In "In the Midst of Alarms" (1894) by Robert Barr, the author is describing a situation, where a man is going from America to Canada to camp in the forest with his friend, and they were being searched at customs department:
“What’s all this tackle?” asked the burly and somewhat red-faced customs officer at Fort Erie.
“This,” said Yates, “is a tent, with the poles and pegs appertaining thereto. These are a number of packages of tobacco, on which I shall doubtless have to pay something into the exchequer of her Majesty. This is a jug used for the holding of liquids. I beg to call your attention to the fact that it is at present empty, which unfortunately prevents me making a libation to the rites of good-fellowship. What my friend has in that valise I don’t know, but I suspect a gambling outfit, and would advise you to search him.”
And in a previous passage, this american man said:
"Besides, the empty jar will save trouble at the customhouse. I don’t suppose Canadian rye is as good as the Kentucky article, but you and I will have to scrub along on it for a while. And, talking of whisky, just press the button once again.”

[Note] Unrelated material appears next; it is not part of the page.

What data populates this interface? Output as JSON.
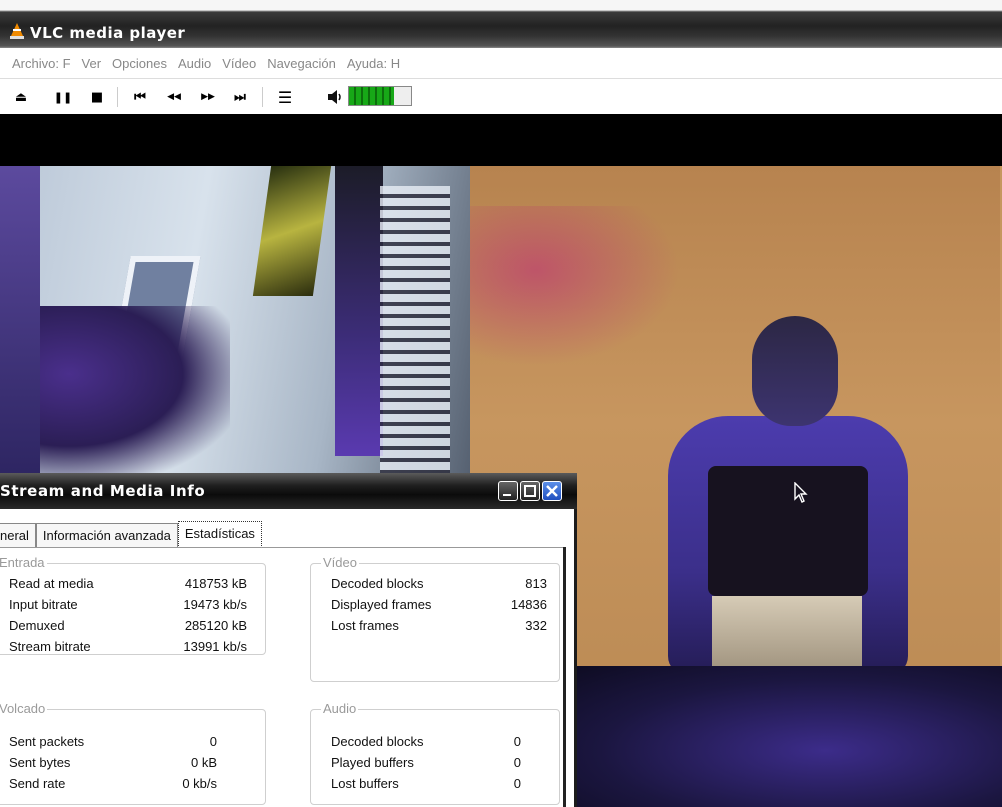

He seems to make a sarcastic comment, but I can't get its meaning.